◆ **WORK TO COMPLETE**: Print out each entry below in full, exactly as given, excluding pictures.

Data entries:
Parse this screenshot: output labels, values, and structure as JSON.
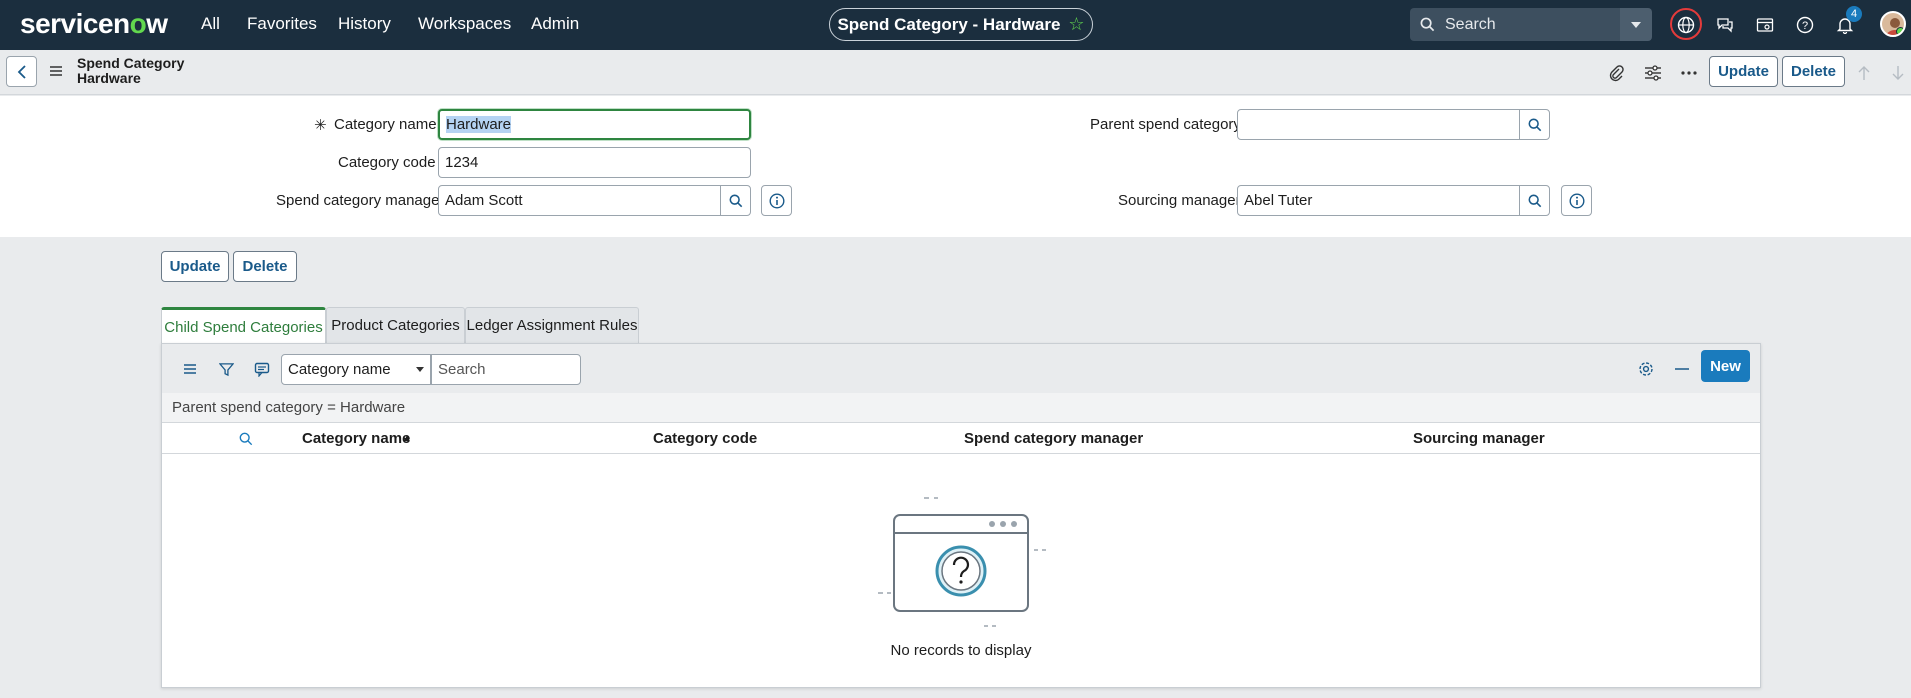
{
  "nav": {
    "brand": "servicenow",
    "links": [
      "All",
      "Favorites",
      "History",
      "Workspaces",
      "Admin"
    ],
    "record_title": "Spend Category - Hardware",
    "search_placeholder": "Search",
    "notification_count": "4"
  },
  "header": {
    "title_line1": "Spend Category",
    "title_line2": "Hardware",
    "update_label": "Update",
    "delete_label": "Delete"
  },
  "form": {
    "category_name_label": "Category name",
    "category_name_value": "Hardware",
    "category_code_label": "Category code",
    "category_code_value": "1234",
    "spend_manager_label": "Spend category manager",
    "spend_manager_value": "Adam Scott",
    "parent_label": "Parent spend category",
    "parent_value": "",
    "sourcing_label": "Sourcing manager",
    "sourcing_value": "Abel Tuter",
    "required_mark": "✳"
  },
  "actions": {
    "update_label": "Update",
    "delete_label": "Delete"
  },
  "tabs": [
    "Child Spend Categories",
    "Product Categories",
    "Ledger Assignment Rules"
  ],
  "related_list": {
    "field_select": "Category name",
    "search_placeholder": "Search",
    "new_label": "New",
    "filter_text": "Parent spend category = Hardware",
    "columns": [
      "Category name",
      "Category code",
      "Spend category manager",
      "Sourcing manager"
    ],
    "sort_indicator": "▲",
    "empty_text": "No records to display"
  },
  "colors": {
    "nav_bg": "#1b2e3e",
    "accent_green": "#62d84e",
    "primary_blue": "#1a7bbd",
    "focus_green": "#2e8540"
  }
}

◆ **EXPECTED ANSWER**:
Parse this screenshot: output labels, values, and structure as JSON.
{
  "nav": {
    "brand": "servicenow",
    "links": [
      "All",
      "Favorites",
      "History",
      "Workspaces",
      "Admin"
    ],
    "record_title": "Spend Category - Hardware",
    "search_placeholder": "Search",
    "notification_count": "4"
  },
  "header": {
    "title_line1": "Spend Category",
    "title_line2": "Hardware",
    "update_label": "Update",
    "delete_label": "Delete"
  },
  "form": {
    "category_name_label": "Category name",
    "category_name_value": "Hardware",
    "category_code_label": "Category code",
    "category_code_value": "1234",
    "spend_manager_label": "Spend category manager",
    "spend_manager_value": "Adam Scott",
    "parent_label": "Parent spend category",
    "parent_value": "",
    "sourcing_label": "Sourcing manager",
    "sourcing_value": "Abel Tuter",
    "required_mark": "✳"
  },
  "actions": {
    "update_label": "Update",
    "delete_label": "Delete"
  },
  "tabs": [
    "Child Spend Categories",
    "Product Categories",
    "Ledger Assignment Rules"
  ],
  "related_list": {
    "field_select": "Category name",
    "search_placeholder": "Search",
    "new_label": "New",
    "filter_text": "Parent spend category = Hardware",
    "columns": [
      "Category name",
      "Category code",
      "Spend category manager",
      "Sourcing manager"
    ],
    "sort_indicator": "▲",
    "empty_text": "No records to display"
  },
  "colors": {
    "nav_bg": "#1b2e3e",
    "accent_green": "#62d84e",
    "primary_blue": "#1a7bbd",
    "focus_green": "#2e8540"
  }
}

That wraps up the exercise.